▸ **Exercise requirements**
Copy out every line of the data where the word "Alle" is found.
** Input follows **
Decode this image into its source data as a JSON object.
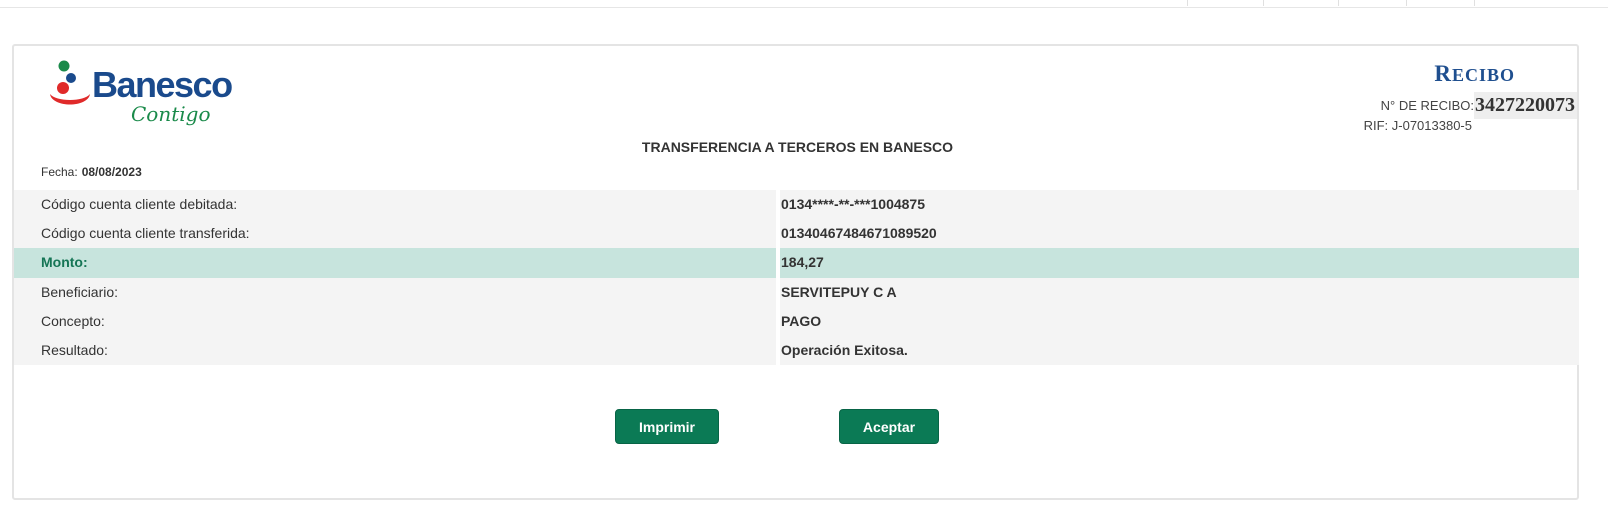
{
  "brand": {
    "name": "Banesco",
    "tagline": "Contigo"
  },
  "receipt": {
    "title_prefix": "R",
    "title_rest": "ECIBO",
    "number_label": "N° DE RECIBO:",
    "number": "3427220073",
    "rif": "RIF: J-07013380-5"
  },
  "heading": "TRANSFERENCIA A TERCEROS EN BANESCO",
  "date": {
    "label": "Fecha:",
    "value": "08/08/2023"
  },
  "rows": [
    {
      "label": "Código cuenta cliente debitada:",
      "value": "0134****-**-***1004875"
    },
    {
      "label": "Código cuenta cliente transferida:",
      "value": "01340467484671089520"
    },
    {
      "label": "Monto:",
      "value": "184,27"
    },
    {
      "label": "Beneficiario:",
      "value": "SERVITEPUY C A"
    },
    {
      "label": "Concepto:",
      "value": "PAGO"
    },
    {
      "label": "Resultado:",
      "value": "Operación Exitosa."
    }
  ],
  "buttons": {
    "print": "Imprimir",
    "accept": "Aceptar"
  },
  "colors": {
    "brand_blue": "#1a4a8c",
    "brand_green": "#0b7a55",
    "logo_red": "#e02a2a",
    "highlight_row": "#c7e4dd"
  }
}
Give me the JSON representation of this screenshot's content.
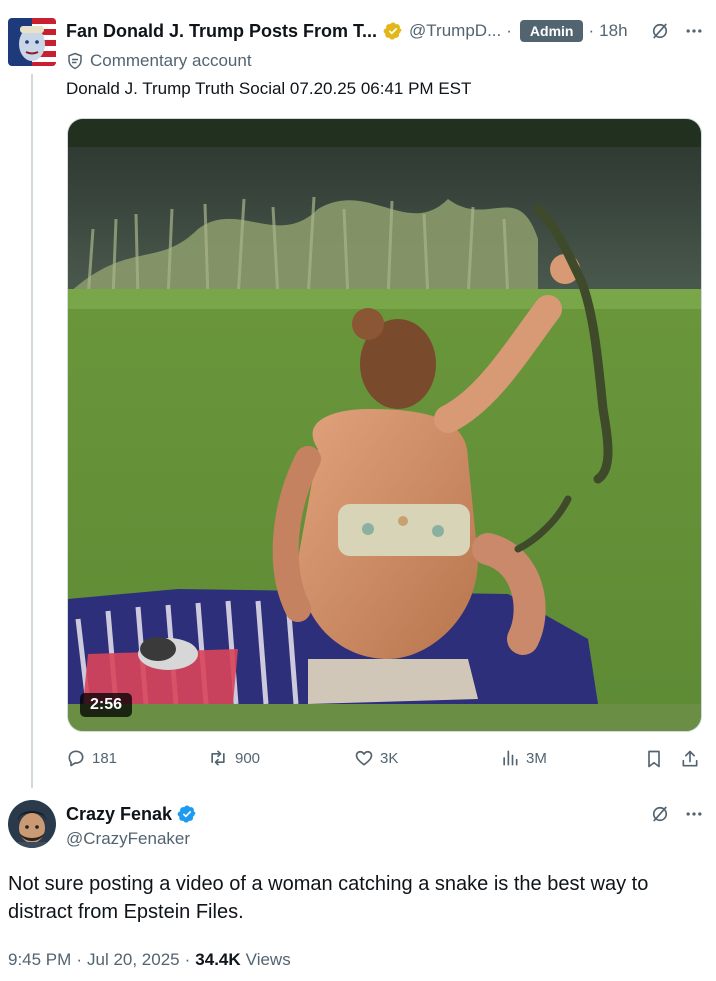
{
  "post": {
    "author_name": "Fan Donald J. Trump Posts From T...",
    "handle": "@TrumpD...",
    "badge": "Admin",
    "time": "18h",
    "account_label": "Commentary account",
    "text": "Donald J. Trump Truth Social 07.20.25 06:41 PM EST",
    "video_duration": "2:56",
    "actions": {
      "replies": "181",
      "reposts": "900",
      "likes": "3K",
      "views": "3M"
    }
  },
  "reply": {
    "author_name": "Crazy Fenak",
    "handle": "@CrazyFenaker",
    "text": "Not sure posting a video of a woman catching a snake is the best way to distract from Epstein Files.",
    "time": "9:45 PM",
    "date": "Jul 20, 2025",
    "views_count": "34.4K",
    "views_label": "Views"
  },
  "icons": [
    "gold-verified-icon",
    "blue-verified-icon",
    "grok-icon",
    "more-icon",
    "reply-icon",
    "repost-icon",
    "like-icon",
    "views-icon",
    "bookmark-icon",
    "share-icon",
    "commentary-icon"
  ],
  "colors": {
    "text_primary": "#0f1419",
    "text_secondary": "#536471",
    "verified_blue": "#1d9bf0",
    "verified_gold": "#e2b719",
    "badge_bg": "#536471"
  }
}
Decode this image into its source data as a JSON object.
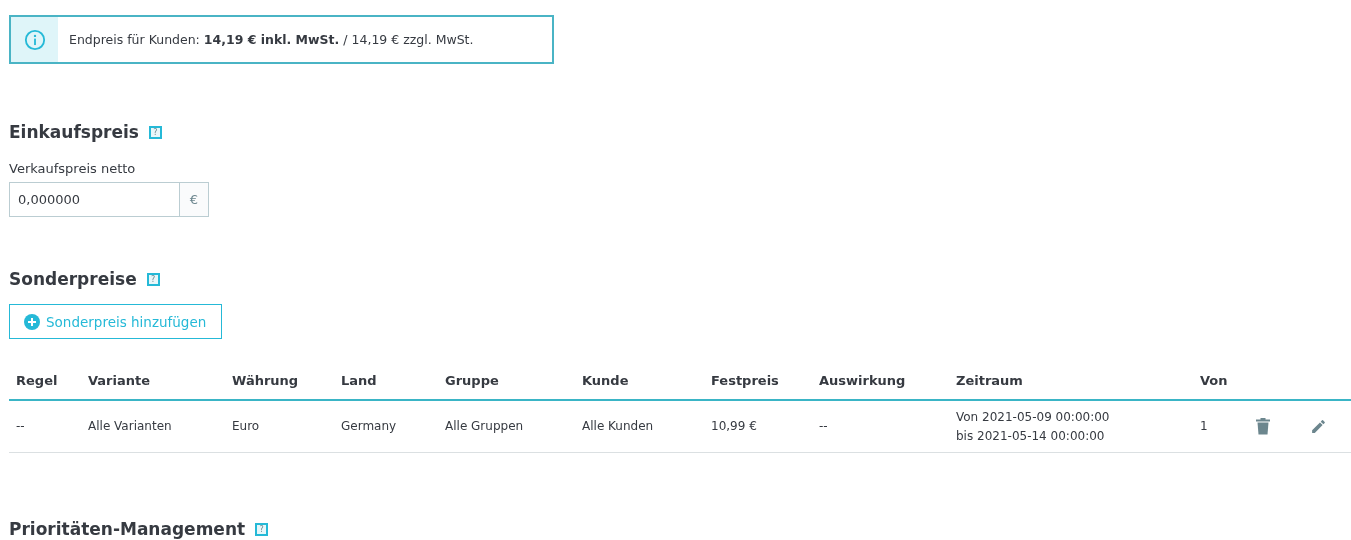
{
  "price_notice": {
    "text": "Endpreis für Kunden: **14,19 € inkl. MwSt.** / 14,19 € zzgl. MwSt."
  },
  "purchase_price": {
    "title": "Einkaufspreis",
    "help": "?",
    "field_label": "Verkaufspreis netto",
    "value": "0,000000",
    "currency": "€"
  },
  "special_prices": {
    "title": "Sonderpreise",
    "help": "?",
    "add_button": "Sonderpreis hinzufügen",
    "table": {
      "columns": [
        "Regel",
        "Variante",
        "Währung",
        "Land",
        "Gruppe",
        "Kunde",
        "Festpreis",
        "Auswirkung",
        "Zeitraum",
        "Von"
      ],
      "rows": [
        {
          "cells": [
            "--",
            "Alle Varianten",
            "Euro",
            "Germany",
            "Alle Gruppen",
            "Alle Kunden",
            "10,99 €",
            "--",
            [
              "Von 2021-05-09 00:00:00",
              "bis 2021-05-14 00:00:00"
            ],
            "1"
          ]
        }
      ]
    }
  },
  "priority_management": {
    "title": "Prioritäten-Management",
    "help": "?"
  }
}
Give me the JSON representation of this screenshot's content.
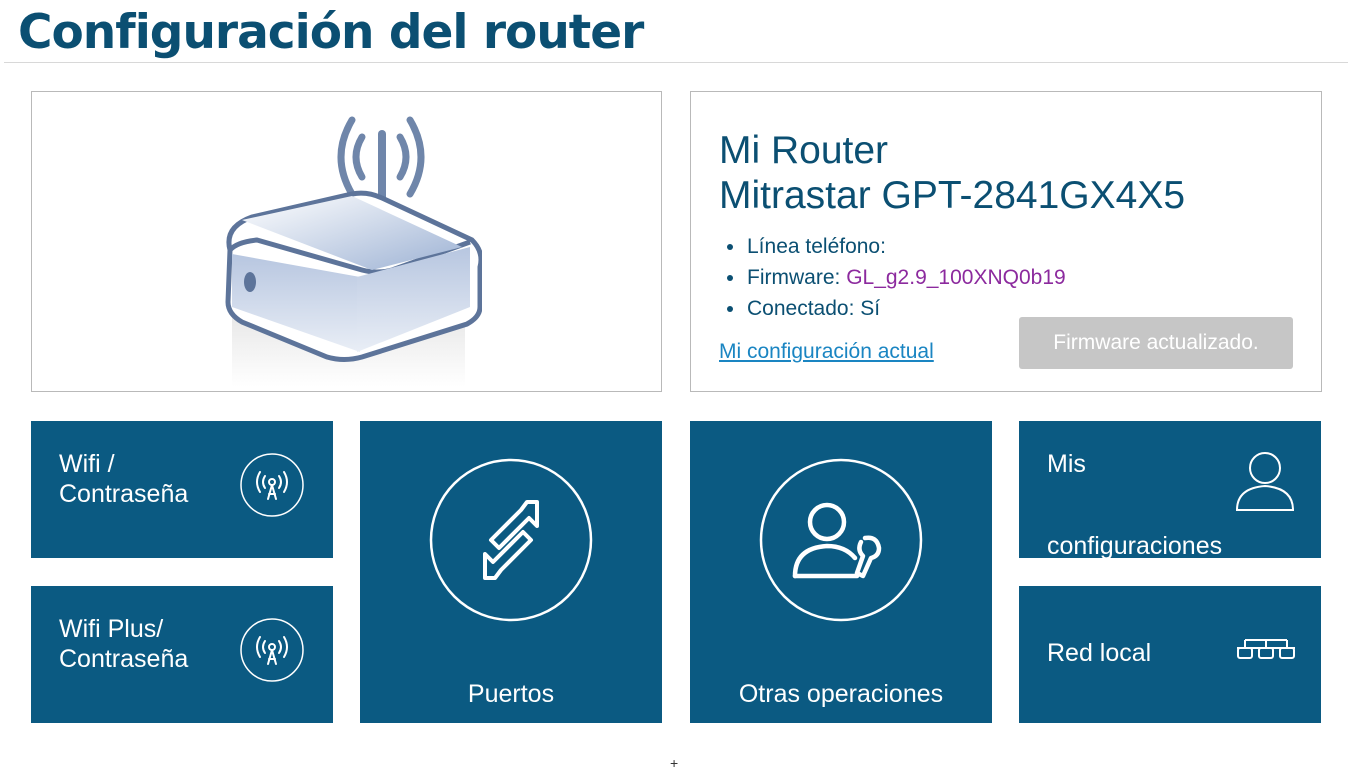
{
  "header": {
    "title": "Configuración del router"
  },
  "router": {
    "name_line1": "Mi Router",
    "name_line2": "Mitrastar GPT-2841GX4X5",
    "info": {
      "phone_label": "Línea teléfono:",
      "firmware_label": "Firmware:",
      "firmware_value": "GL_g2.9_100XNQ0b19",
      "connected_label": "Conectado: Sí"
    },
    "config_link": "Mi configuración actual",
    "firmware_button": "Firmware actualizado."
  },
  "tiles": {
    "wifi": {
      "line1": "Wifi /",
      "line2": "Contraseña",
      "icon": "wifi-antenna-icon"
    },
    "wifiplus": {
      "line1": "Wifi Plus/",
      "line2": "Contraseña",
      "icon": "wifi-antenna-icon"
    },
    "puertos": {
      "label": "Puertos",
      "icon": "ports-arrows-icon"
    },
    "otras": {
      "label": "Otras operaciones",
      "icon": "user-wrench-icon"
    },
    "misconf": {
      "line1": "Mis",
      "line2": "configuraciones",
      "icon": "user-icon"
    },
    "red": {
      "label": "Red local",
      "icon": "network-icon"
    }
  },
  "colors": {
    "brand": "#0b4f72",
    "tile_bg": "#0b5a82",
    "link": "#1a85c2",
    "firmware_value": "#8c2a9e",
    "button_disabled": "#c6c6c6"
  }
}
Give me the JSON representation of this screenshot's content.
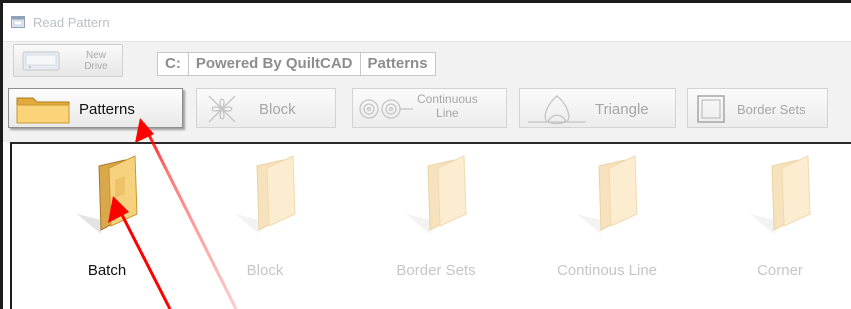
{
  "window": {
    "title": "Read Pattern"
  },
  "toolbar": {
    "new_drive_label_line1": "New",
    "new_drive_label_line2": "Drive",
    "path": [
      "C:",
      "Powered By QuiltCAD",
      "Patterns"
    ]
  },
  "tabs": [
    {
      "label": "Patterns",
      "active": true
    },
    {
      "label": "Block",
      "active": false
    },
    {
      "label_line1": "Continuous",
      "label_line2": "Line",
      "active": false
    },
    {
      "label": "Triangle",
      "active": false
    },
    {
      "label": "Border Sets",
      "active": false
    }
  ],
  "folders": [
    {
      "label": "Batch",
      "enabled": true
    },
    {
      "label": "Block",
      "enabled": false
    },
    {
      "label": "Border Sets",
      "enabled": false
    },
    {
      "label": "Continous Line",
      "enabled": false
    },
    {
      "label": "Corner",
      "enabled": false
    }
  ],
  "colors": {
    "annotation_arrow": "#ff0000",
    "folder_enabled": "#f2c56e",
    "folder_disabled": "#fbe8c8"
  }
}
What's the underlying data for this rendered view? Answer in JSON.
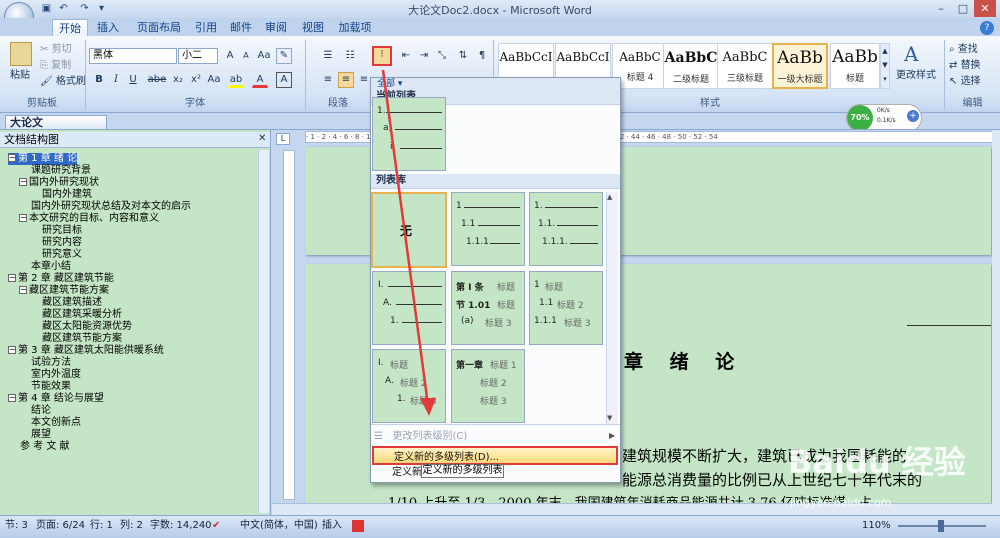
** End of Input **
▸ **Completed task**
            "Alle Varianten",
            "Alle Gruppen",
            "Alle Kunden",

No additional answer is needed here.